We are not telling you this to make you fearful. It may not happen with your child and if it does, recognizing that it is a developmental stage can help you navigate your way through this time.
What is the social-emotional development of an 8-year-old?
Remember that when we talk about 8-year-olds that all children are unique and can hit their milestones at different times so your child may be younger or older and that’s okay. Also, some children breeze through this stage and you may not really notice a change. The ages of 4-7 have been called the age of innocence, where magic is reality and lies are really wishes. Then the hormones begin to change. There is a neurological shift in brain development. The 8-year-old is not as innocent as they used to be.
A New Awareness
This is the time when children begin to be more aware of the world around them. This brings many wondrous changes. Your child may become more independent, more capable, they may start to excel in their areas of interest. It can also bring on angst. After all, our children need to segue from being little kids to being big kids and change can be difficult. Being a big kid means becoming a citizen of the world they inhabit. This is the time when children really yearn to belong and fit in. Social and behavior problems can bloom during this time. Children are just trying to figure out their identity and how that measures up in their environment. However, they still lack the sophisticated language skills needed to talk about their feelings on a deeper level so what they are feeling often comes out in their actions and reactions.
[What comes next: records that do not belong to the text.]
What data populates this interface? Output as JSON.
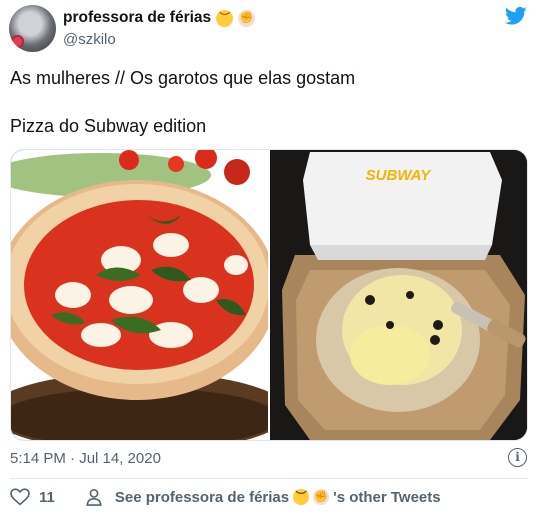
{
  "author": {
    "display_name": "professora de férias",
    "handle": "@szkilo",
    "emojis": [
      "sad-face-emoji",
      "raised-fist-emoji"
    ]
  },
  "tweet": {
    "line1": "As mulheres // Os garotos que elas gostam",
    "line2": "Pizza do Subway edition"
  },
  "media": {
    "left_image": "margherita-pizza-photo",
    "right_image": "subway-pizza-photo",
    "box_brand": "SUBWAY"
  },
  "meta": {
    "timestamp": "5:14 PM · Jul 14, 2020"
  },
  "footer": {
    "likes": "11",
    "see_prefix": "See professora de férias",
    "see_suffix": "'s other Tweets"
  },
  "colors": {
    "twitter_blue": "#1da1f2",
    "muted_text": "#536471"
  }
}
- Have a set routine that your family follows. During times of change children particularly crave structure and firm boundaries.
- “This is an important age for children to develop their sense of competence in what they set out to do.” Give them tasks to do where they can feel that they accomplished something on their own.
- Exercise, exercise, exercise! Physical movement is a good way for all of us to work out some of our angst.
- Going along with tip #3, sign your child up for a sports team. This is a good time for them to learn how to work with others and it will appeal to their desire to belong and help build self-confidence.
- Be patient and be careful not to over-react. When my daughter started waking up in the middle of the night wanting attention I didn’t feel all that kindly about being woken up. For our family, the solution was to make a cozy sleeping spot for her in our room that she could creep into in the middle of the night. This lasted a few months until the stage passed.
- Talk about and model kindness towards others.
- Write about it! Journals are a fantastic way to help children build their language skills and express their thoughts.
- Talk to your child about their day so you can be aware of any possible conflicts with their peers at school.
- Teach them about perspective taking. If they can understand another person’s point of view they are likely to be more empathetic.
- Give them activities to do that allow them to get their frustration out.
- Spend some time exploring emotions and feelings. The more they understand, the better they can handle their own wave of alternating feelings.
- Practice positive parenting. Tell your child what you want them to do rather than focusing on the negative behavior.
- Have a sense of humor. It can save your sanity.
Do you have any stories about your eight-year-old? We would love to hear about your experiences and any tips on how you helped your child breeze through this stage.